At a recent listening session for women, hosted by Utah’s Women in the Economy Commission, several participants shared examples of being denied government funding because their home-based business was viewed inaccurately as a “hobby business.” Such a determination discounts the vital role women play in the economy as leaders, producers, and small business entrepreneurs.
Erroneous labeling that leads to dismissing requests for capital presents another challenge we must overcome to advance equity and inclusion in opportunity for women. The IRS defines a business as one that people engage in an attempt to make a profit. There are also factors that demonstrate what a hobby is and what a business venture seeks to do, such as maintaining books, seeking profitability and changing methods to improve a product.
Many successful businesses get their start when entrepreneurs turn interests into enterprises. As a society, we should encourage people to follow their passion while earning a living. Women entrepreneurs are taking a risk, filling a market need and accounting for profit/loss and we should support them as they grow the economy from home. Especially during a pandemic, we should not make the mistake of undervaluing home-based businesses that could become the next unicorn that started in a basement or garage.
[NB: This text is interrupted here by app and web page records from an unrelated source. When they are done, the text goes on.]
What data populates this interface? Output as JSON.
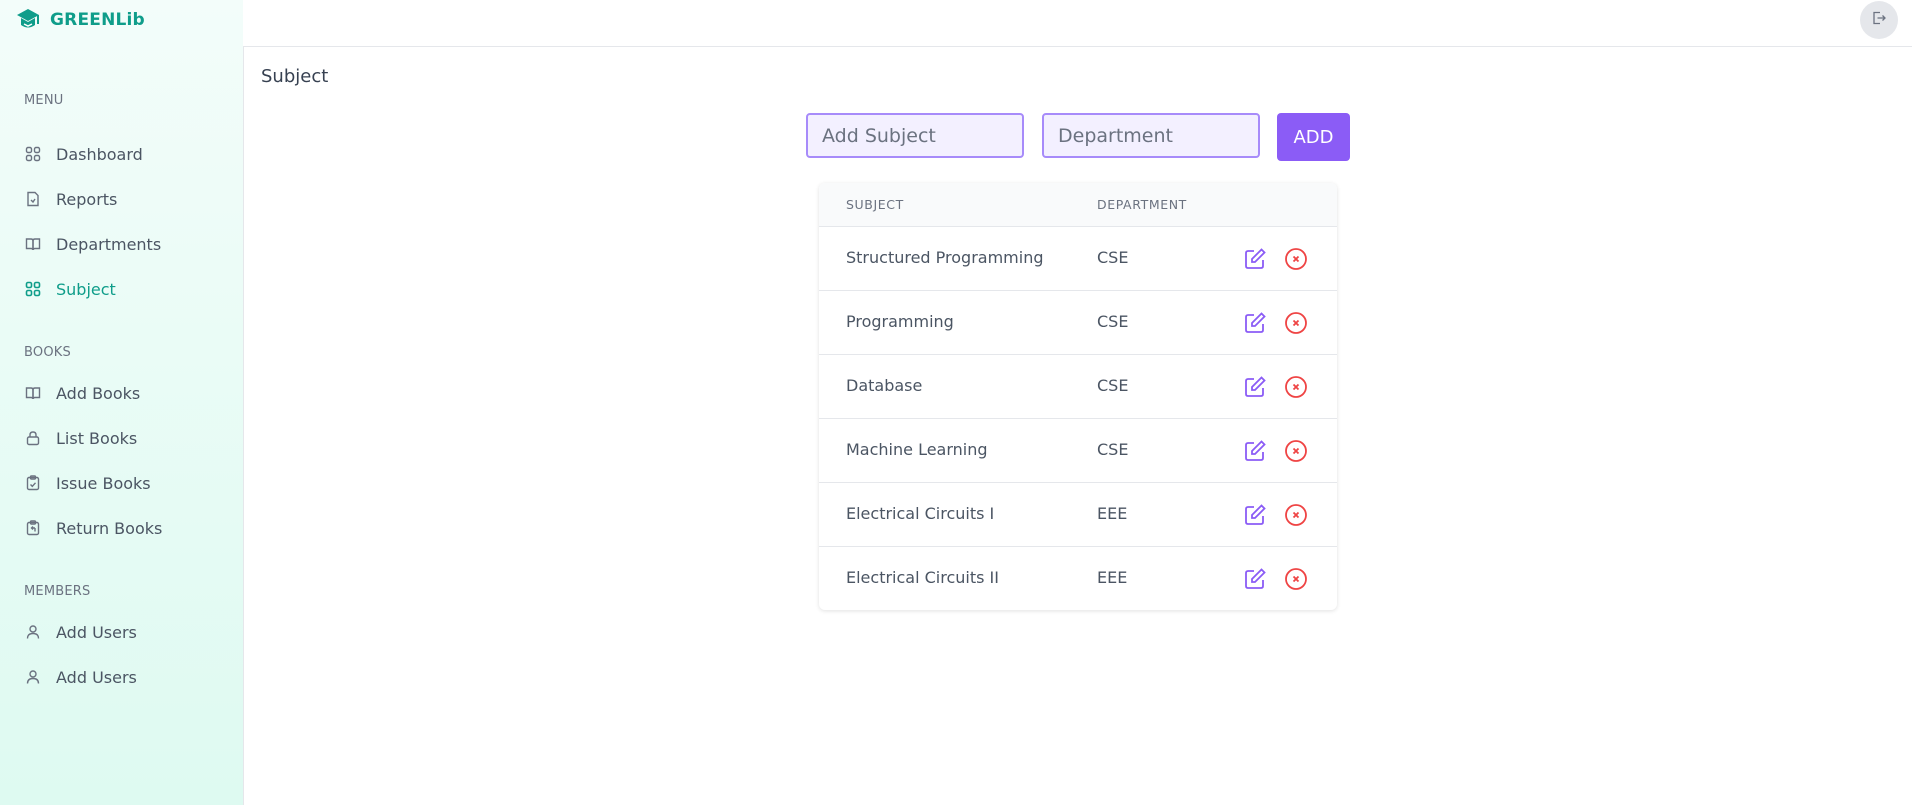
{
  "brand": {
    "name": "GREENLib"
  },
  "colors": {
    "accent": "#0f9d8a",
    "primary": "#8b5cf6",
    "danger": "#ef4444",
    "sidebar_bg": "#defaf1"
  },
  "sidebar": {
    "sections": [
      {
        "title": "MENU",
        "items": [
          {
            "label": "Dashboard",
            "icon": "grid-icon"
          },
          {
            "label": "Reports",
            "icon": "document-icon"
          },
          {
            "label": "Departments",
            "icon": "book-open-icon"
          },
          {
            "label": "Subject",
            "icon": "grid-icon",
            "active": true
          }
        ]
      },
      {
        "title": "BOOKS",
        "items": [
          {
            "label": "Add Books",
            "icon": "book-open-icon"
          },
          {
            "label": "List Books",
            "icon": "lock-icon"
          },
          {
            "label": "Issue Books",
            "icon": "clipboard-check-icon"
          },
          {
            "label": "Return Books",
            "icon": "clipboard-return-icon"
          }
        ]
      },
      {
        "title": "MEMBERS",
        "items": [
          {
            "label": "Add Users",
            "icon": "user-icon"
          },
          {
            "label": "Add Users",
            "icon": "user-icon"
          }
        ]
      }
    ]
  },
  "topbar": {
    "logout_icon": "logout-icon"
  },
  "page": {
    "title": "Subject"
  },
  "form": {
    "subject_placeholder": "Add Subject",
    "department_placeholder": "Department",
    "add_label": "ADD"
  },
  "table": {
    "headers": [
      "SUBJECT",
      "DEPARTMENT"
    ],
    "rows": [
      {
        "subject": "Structured Programming",
        "department": "CSE"
      },
      {
        "subject": "Programming",
        "department": "CSE"
      },
      {
        "subject": "Database",
        "department": "CSE"
      },
      {
        "subject": "Machine Learning",
        "department": "CSE"
      },
      {
        "subject": "Electrical Circuits I",
        "department": "EEE"
      },
      {
        "subject": "Electrical Circuits II",
        "department": "EEE"
      }
    ]
  }
}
Helping women entrepreneurs and business owners achieve their dreams is the mission of the The Women’s Business Center of Utah, housed in the Salt Lake Chamber. We see first-hand how women start and grow businesses, create jobs, provide financially for families and contribute to the local and statewide economy. We know the effort that goes into starting a venture and the grit to keep it going. These are some of the brightest and hardworking startup minds in the state.
Some statistics that do not always make the headlines are that women make up over one-third of small business owners in Utah and the U.S., they are the majority of newly self-employed, and female-founded businesses tend to be more stable investments.
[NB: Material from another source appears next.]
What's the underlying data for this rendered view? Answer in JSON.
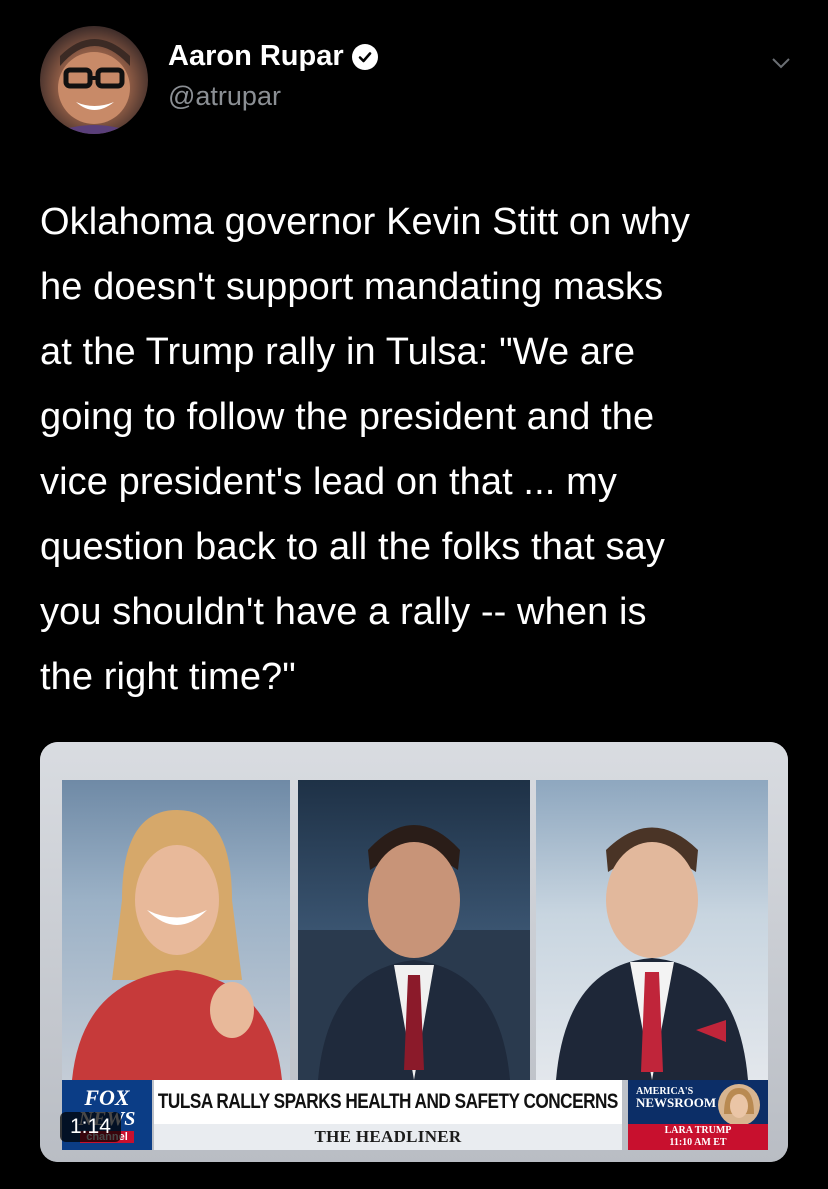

This story also reveals that women face greater scrutiny when it comes to accessing capital and thus seek investment less than male counterparts. When you consider that women in the workplace have been more negatively impacted by the pandemic, the need to overcome cognitive bias and provide support to women business leaders is elevated.
The changing nature of work with the pandemic shifting much to the home should enlighten everyone to the critical role that home-based businesses and remote operations play in our economy going forward. This structural change will have some permanence to it but we must also adapt our operations and understanding to include more fully our women home-based business owners.
Let us work collectively to remove roadblocks to success and support women to with the opportunity to provide for themselves and their families, and be an agent of change in their community:
Denial of capital from investors,
Not taken seriously because their business is home-based,
Given less-favorable terms with vendors or venues, and
Misunderstanding reason for starting the business, i.e. thinking it is a hobby
When we support women who run businesses from their homes we encourage growth, seed communities with opportunity, expand the middle class and point our compass to the true north — standing with any person attempting to engage in the economy no matter the place, person, or title. Supporting our female entrepreneurs will create a win-win for our state and economy.
Ann Marie Wallace is state director of the Women’s Business Center of Utah.
Derek Miller is president and CEO of the Salt Lake Chamber.